Sunday, January 31, 2010
Saturday, January 30, 2010
I've been painting objects in boxes for a bunch of years. And I've enjoyed the box as a visual constraint within which I've had fun solving a compositional puzzle. The organic shapes I find for my subjects have been the perfect puzzle pieces because of their elegant and figurative lines. I'd use anything as my model as long as it served my need for finding a pleasing solution. It's a game I invented for myself called playing with still-life. This year I've changed the rules. This year I've simplified the proceedings. Or have I?
This year I set out to discover the beautiful possibilities that exist within the regular quadrilateral known as the square. It's not my first foray into being a square painter. Actually I hope that by embracing the square I'll become less of a square painter and ultimately find new freedom within my constraint. It will still take awhile to transcend the obvious before I begin to make the unknown known. That's why I've committed myself to creating ten 12" X 12" paintings per month. By the end of the year I will have made 120. It's not the only art I'll be making but I find it necessary to square off with the square this year. I fully expect to further my relationship with the unexpected. And who knows what else. And maybe I'll have a better understanding of what Lao Tzu meant by "the great square has no corners."
Friday, January 29, 2010
Thursday, January 28, 2010
Monday, January 11, 2010
One of my favorite art books is The Unknown Craftsman by Soetsu Yanagi. And one of its best chapters is titled The Beauty of Irregularity.
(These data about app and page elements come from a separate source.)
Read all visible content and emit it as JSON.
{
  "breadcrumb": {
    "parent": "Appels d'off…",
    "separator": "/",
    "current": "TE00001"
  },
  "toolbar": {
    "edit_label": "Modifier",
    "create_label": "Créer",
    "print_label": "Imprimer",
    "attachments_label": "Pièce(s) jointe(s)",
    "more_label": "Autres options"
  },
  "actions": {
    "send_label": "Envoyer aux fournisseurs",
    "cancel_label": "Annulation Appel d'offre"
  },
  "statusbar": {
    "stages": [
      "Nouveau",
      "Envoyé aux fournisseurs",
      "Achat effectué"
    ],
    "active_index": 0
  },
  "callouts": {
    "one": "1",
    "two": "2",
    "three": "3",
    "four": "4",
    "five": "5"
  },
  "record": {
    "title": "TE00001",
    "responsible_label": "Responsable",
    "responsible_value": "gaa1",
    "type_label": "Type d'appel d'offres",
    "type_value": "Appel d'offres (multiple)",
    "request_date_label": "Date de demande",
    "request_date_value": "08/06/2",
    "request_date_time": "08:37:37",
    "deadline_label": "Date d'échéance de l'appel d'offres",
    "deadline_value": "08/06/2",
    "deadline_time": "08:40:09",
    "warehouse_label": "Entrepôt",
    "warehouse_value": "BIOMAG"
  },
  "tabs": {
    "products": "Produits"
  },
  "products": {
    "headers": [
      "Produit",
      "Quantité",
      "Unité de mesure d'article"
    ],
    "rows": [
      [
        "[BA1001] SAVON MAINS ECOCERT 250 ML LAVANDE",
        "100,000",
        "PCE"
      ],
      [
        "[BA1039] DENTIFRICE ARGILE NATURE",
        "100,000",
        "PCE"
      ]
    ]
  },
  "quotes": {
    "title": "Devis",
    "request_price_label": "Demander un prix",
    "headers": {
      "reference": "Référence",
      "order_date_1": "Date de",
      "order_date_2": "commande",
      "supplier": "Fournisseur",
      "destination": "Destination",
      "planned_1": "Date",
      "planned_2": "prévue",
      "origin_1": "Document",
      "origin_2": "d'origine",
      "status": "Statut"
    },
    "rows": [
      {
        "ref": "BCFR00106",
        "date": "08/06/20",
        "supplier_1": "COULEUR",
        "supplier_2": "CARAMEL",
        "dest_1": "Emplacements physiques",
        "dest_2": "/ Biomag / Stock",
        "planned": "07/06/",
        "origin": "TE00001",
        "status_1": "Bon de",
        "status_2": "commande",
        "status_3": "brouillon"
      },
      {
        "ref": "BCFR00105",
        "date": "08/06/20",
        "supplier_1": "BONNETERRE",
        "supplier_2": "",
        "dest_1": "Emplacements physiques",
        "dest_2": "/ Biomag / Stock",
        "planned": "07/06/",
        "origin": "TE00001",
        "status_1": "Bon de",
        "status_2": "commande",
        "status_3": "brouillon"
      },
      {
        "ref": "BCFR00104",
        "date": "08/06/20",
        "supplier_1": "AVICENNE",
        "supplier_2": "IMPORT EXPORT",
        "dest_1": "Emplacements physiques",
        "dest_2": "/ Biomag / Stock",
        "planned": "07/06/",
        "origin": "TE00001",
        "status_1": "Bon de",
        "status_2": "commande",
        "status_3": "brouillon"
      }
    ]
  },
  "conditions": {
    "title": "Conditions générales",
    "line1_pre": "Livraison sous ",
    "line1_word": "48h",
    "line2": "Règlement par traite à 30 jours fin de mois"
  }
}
There I find eloquent support for my fascination with asymmetry and the poetry of decay. "True beauty... cannot lie in the perfect or the imperfect, but must lie in a realm where such distinctions have ceased to exist..."
It's this kind of wisdom that sets us free to discover the beautiful anywhere, even where it's not.
Sunday, January 10, 2010
Friday, January 1, 2010
Drawing is something I do to get centered when I feel disconnected from myself. It's not the only arrow in my quiver but it's one I rely on daily. Now, with a new year beginning, it's easy to get caught in an undertow of expectations. Drawing helps me to pay attention to the little things, the insignificant yet significant details of my life. It's a grounding exercise. The only objective in my daily sketch is to daily sketch. What I draw is not as important as making sure I draw. With it I'm less likely to stray from my purpose. And if straying from my purpose is necessary, then I can take that walk with a clearer mind and still find my way. Perhaps drawing is somewhat like the arrow in the archer's paradox, it must be aimed off target in order to hit the center. I may or may not be hitting center but I am aiming off target. Is it really better to aim high and miss than it is to aim low and hit?